Theresa May has defended her decision to sack Gavin Williamson as defence secretary after an inquiry found “compelling evidence” that he leaked information from the National Security Council (NSC).
Details of a decision to green-light a bid by Chinese telecoms giant Huawei to help build Britain’s 5G network found their way into the media last month, and Mr Williamson was subsequently dismissed after a meeting with the prime minister.
He has since denied he was responsible for the information becoming public, but the prime minister told Sky News she has confidence the inquiry that led to him being fired was “properly conducted”.
Mrs May said: “The investigation was conducted properly and was about the fact that something was leaked from the NSC, and the importance of everybody around that table having trust when they come together in those meetings.
“The importance of this was not about the information that was leaked, it was where it was leaked from. This was about the NSC and trust in the NSC.”
Following calls for a police investigation into the leak, Mr Williamson told Sky News that he would get the “nicest apology” from the prime minister if one went ahead.
He said he was “massively comfortable” with the prospect, adding that he was “visibly shocked” when he was informed of the decision to sack him and challenged Mrs May to give him a copy of the report that led to his dismissal.
Sky’s political editor Beth Rigby put Mr Williamson’s plea for the report to Mrs May, who refused to answer directly but added she was confident his sacking was justified.
“This was an inquiry that was properly conducted, it was conducted in the way that one would expect an inquiry of this sort to be conducted,” she said.
“As a result, I took the decision that it was necessary for the then secretary of state for defence to leave his post.”
Speaking to Sky News, Justice Secretary David Gauke repeatedly refused to be drawn on whether Mr Williamson should be able to see the inquiry report, insisting it was “a matter for the prime minister”.
He also argued the disclosure of information had not been a criminal offence but was “not acceptable behaviour” given where it had come from.
Mr Gauke said: “If the prime minister does not have trust in a cabinet colleague then she’s entitled to dismiss that cabinet colleague and that’s what’s happened here.”
He added: “It’s not so much a matter of a criminal offence, it is a matter of a breach of trust and that is more of an employment issue rather than a legal issue.”
There has been no official confirmation from the government that it does plan to allow Huawei to play a key role in the development of 5G in the UK, amid concerns it could enable spying by the Chinese government.
Australia, New Zealand and the US are among the western nations to have barred the company from supplying vital elements of their infrastructure, and Canada could follow suit.
Following reports that the NSC had decided to allow Huawei to be involved in Britain, Downing Street said: “We don’t comment on NSC discussions.”
A member of the US Senate Committee on Foreign Relations has warned it is “certainly possible” that Washington could cut off security co-operation with the UK if the government involved Huawei in the UK’s 5G network.

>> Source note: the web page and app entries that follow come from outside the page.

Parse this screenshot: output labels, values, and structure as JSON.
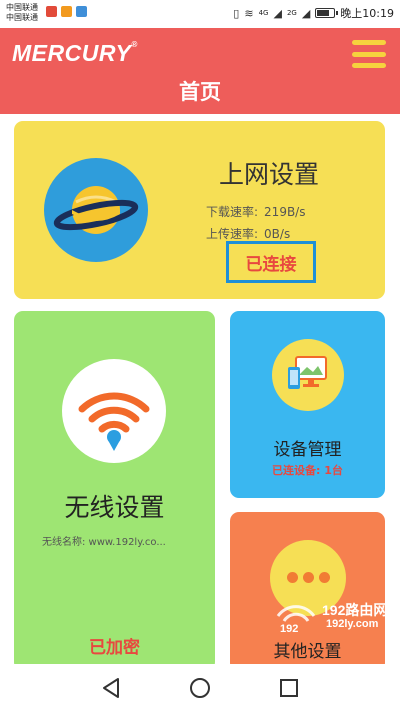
{
  "status_bar": {
    "carrier_1": "中国联通",
    "carrier_2": "中国联通",
    "network_1": "4G",
    "network_2": "2G",
    "time": "晚上10:19",
    "battery_level": 0.8
  },
  "header": {
    "logo": "MERCURY",
    "logo_mark": "®",
    "title": "首页"
  },
  "internet_card": {
    "title": "上网设置",
    "download_label": "下载速率:",
    "download_value": "219B/s",
    "upload_label": "上传速率:",
    "upload_value": "0B/s",
    "status": "已连接",
    "icon": "planet-icon"
  },
  "wireless_card": {
    "title": "无线设置",
    "ssid_text": "无线名称: www.192ly.co...",
    "status": "已加密",
    "icon": "wifi-icon"
  },
  "devices_card": {
    "title": "设备管理",
    "subtitle": "已连设备: 1台",
    "icon": "devices-icon"
  },
  "other_card": {
    "title": "其他设置",
    "icon": "more-icon"
  },
  "watermark": {
    "text_1": "192路由网",
    "text_2": "192ly.com",
    "number": "192"
  },
  "nav": {
    "back": "back-icon",
    "home": "home-icon",
    "recent": "recent-apps-icon"
  },
  "colors": {
    "header": "#ee5d5a",
    "internet_card": "#f6df55",
    "wireless_card": "#9ee573",
    "devices_card": "#3ab7f0",
    "other_card": "#f6804f",
    "accent_red": "#e8483f",
    "highlight_border": "#1e8fd6"
  }
}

Democrat senator Chris Coons said the withdrawal of co-operation should happen only as a “last resort” after careful consultation, but made clear it was an option that would have to be considered.